United States vs. Iran
Since the first decade of the 21st Century, specifically after 9/11, there have been serious
allegations stemming from the U.S. towards the Middle East. Many Americans think that Iraq was and still is the greatest threat to Americans. However, the Secretary of State Rice made a statement that Iran is the, “central banker of terrorism.” Not only has Rice
said this, but other high ranking government officials as well. So, how do the U.S. government and the Islamic Republic respond to each other during these times of trials and tribulations? Here are some questions that need to be answered before responding:

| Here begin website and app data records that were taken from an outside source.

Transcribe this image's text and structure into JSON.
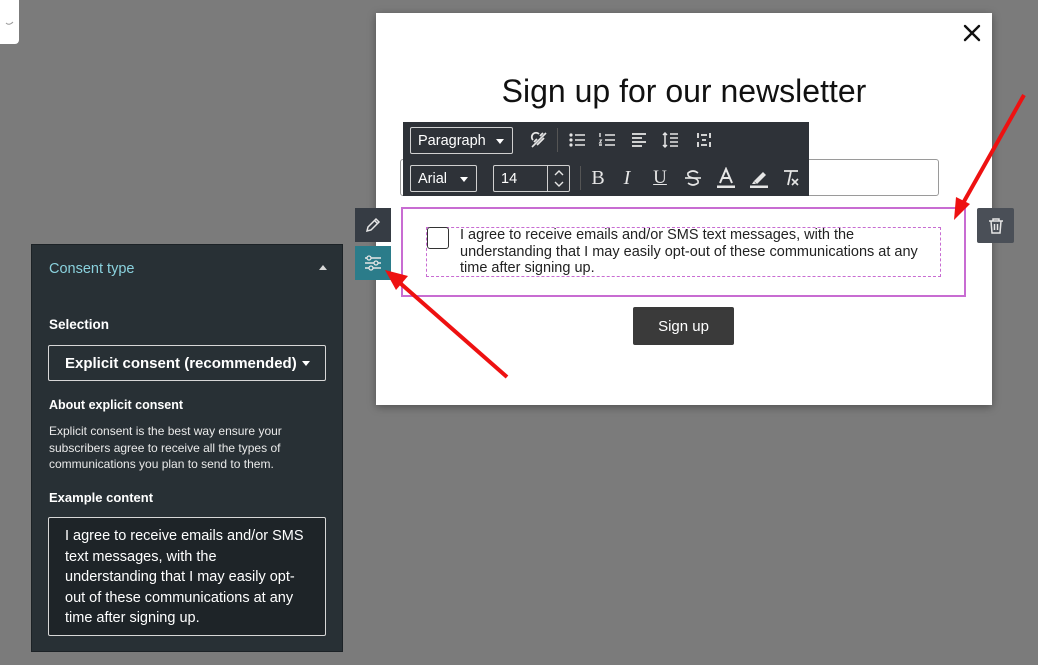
{
  "popup": {
    "title": "Sign up for our newsletter",
    "consent_text": "I agree to receive emails and/or SMS text messages, with the understanding that I may easily opt-out of these communications at any time after signing up.",
    "signup_label": "Sign up"
  },
  "toolbar": {
    "block_type": "Paragraph",
    "font_family": "Arial",
    "font_size": "14",
    "icons": [
      "unlink-icon",
      "bulleted-list-icon",
      "numbered-list-icon",
      "align-left-icon",
      "line-height-icon",
      "merge-tags-icon",
      "bold-icon",
      "italic-icon",
      "underline-icon",
      "strikethrough-icon",
      "text-color-icon",
      "highlight-icon",
      "clear-format-icon"
    ]
  },
  "panel": {
    "section_title": "Consent type",
    "selection_label": "Selection",
    "selection_value": "Explicit consent (recommended)",
    "about_label": "About explicit consent",
    "about_text": "Explicit consent is the best way ensure your subscribers agree to receive all the types of communications you plan to send to them.",
    "example_label": "Example content",
    "example_text": "I agree to receive emails and/or SMS text messages, with the understanding that I may easily opt-out of these communications at any time after signing up."
  },
  "colors": {
    "accent_teal": "#2b7c8a",
    "selection_border": "#c86cd2",
    "annotation_arrow": "#ee1111"
  }
}
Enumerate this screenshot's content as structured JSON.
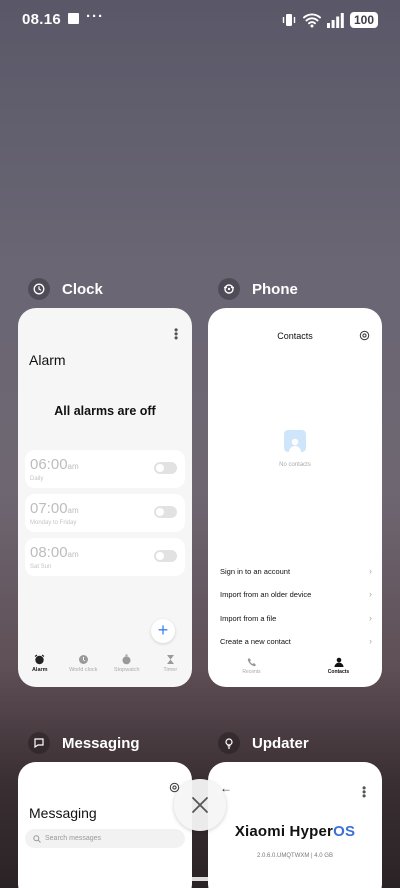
{
  "status_bar": {
    "time": "08.16",
    "more": "···",
    "battery": "100"
  },
  "cards": {
    "clock": {
      "app_name": "Clock",
      "screen_title": "Alarm",
      "empty_message": "All alarms are off",
      "alarms": [
        {
          "hour": "06:00",
          "ampm": "am",
          "repeat": "Daily"
        },
        {
          "hour": "07:00",
          "ampm": "am",
          "repeat": "Monday to Friday"
        },
        {
          "hour": "08:00",
          "ampm": "am",
          "repeat": "Sat Sun"
        }
      ],
      "add_label": "+",
      "tabs": [
        "Alarm",
        "World clock",
        "Stopwatch",
        "Timer"
      ]
    },
    "phone": {
      "app_name": "Phone",
      "screen_title": "Contacts",
      "empty_text": "No contacts",
      "options": [
        "Sign in to an account",
        "Import from an older device",
        "Import from a file",
        "Create a new contact"
      ],
      "tabs": [
        "Recents",
        "Contacts"
      ]
    },
    "messaging": {
      "app_name": "Messaging",
      "screen_title": "Messaging",
      "search_placeholder": "Search messages"
    },
    "updater": {
      "app_name": "Updater",
      "brand_prefix": "Xiaomi Hyper",
      "brand_suffix": "OS",
      "version": "2.0.6.0.UMQTWXM | 4.0 GB"
    }
  },
  "colors": {
    "accent": "#3b82f6",
    "brand_os": "#3b6fd6"
  }
}
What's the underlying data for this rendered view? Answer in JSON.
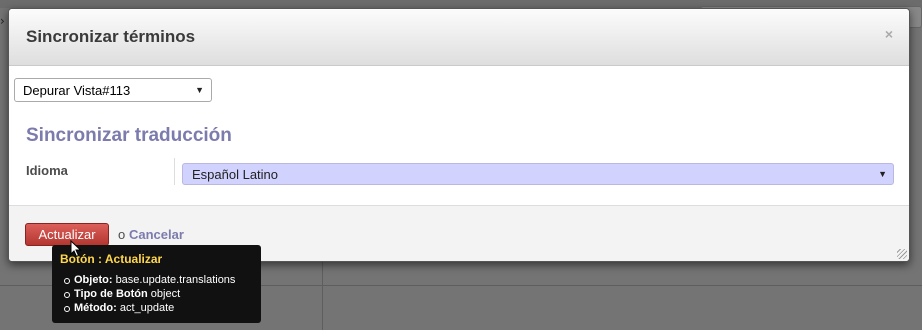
{
  "modal": {
    "title": "Sincronizar términos",
    "close_symbol": "×"
  },
  "debug": {
    "selected": "Depurar Vista#113"
  },
  "form": {
    "title": "Sincronizar traducción",
    "language_label": "Idioma",
    "language_value": "Español Latino"
  },
  "footer": {
    "update_label": "Actualizar",
    "or_text": "o",
    "cancel_label": "Cancelar"
  },
  "tooltip": {
    "title": "Botón : Actualizar",
    "items": [
      {
        "key": "Objeto:",
        "value": "base.update.translations"
      },
      {
        "key": "Tipo de Botón",
        "value": "object"
      },
      {
        "key": "Método:",
        "value": "act_update"
      }
    ]
  },
  "colors": {
    "accent": "#7c7bad",
    "button_red": "#c9443e",
    "select_highlight": "#d2d2ff",
    "tooltip_title": "#ffd74c"
  }
}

How did Iran respond to the U.S. after 9/11? What are the behaviors and policies of the U.S. government? And lastly, does Iran want to diminish contact with the U.S.?
First, when 9/11 occurred the United States went into a state of defense. President Bush declared War on Terror and went after Al-Qaeda and Iraq. Not only did
the U.S. want those two forces stopped, but Iran did as well. Iran asked Afghan to cooperate with the U.S. and now they are telling that to Iraq. Both of these countries, Iraq and Afghan were all harboring Al-Qaeda members. Iran also helped in setting up a new Afghan government. However, Iran and the United States continued to have diplomatic differences regarding the Israel and Palestine conflict. The conflict includes
Israel intercepting a ship carrying Iranian weapons to Palestinians fighting the Israelites in the Gaza Strip. President Bush singled out Iran and stated they were part of an, “axis of evil.” In addition, the Atomic Energy Agency noted, “with gravest concern” that Iran enriched uranium and separated plutonium, both used to make nuclear weapons. The United States is not only disturbed by Iran’s attitude concerning loyalty but as well as future retaliation to the opposing view point of the U.S. government.
The U.S. also has problems regarding Iran’s misleading information...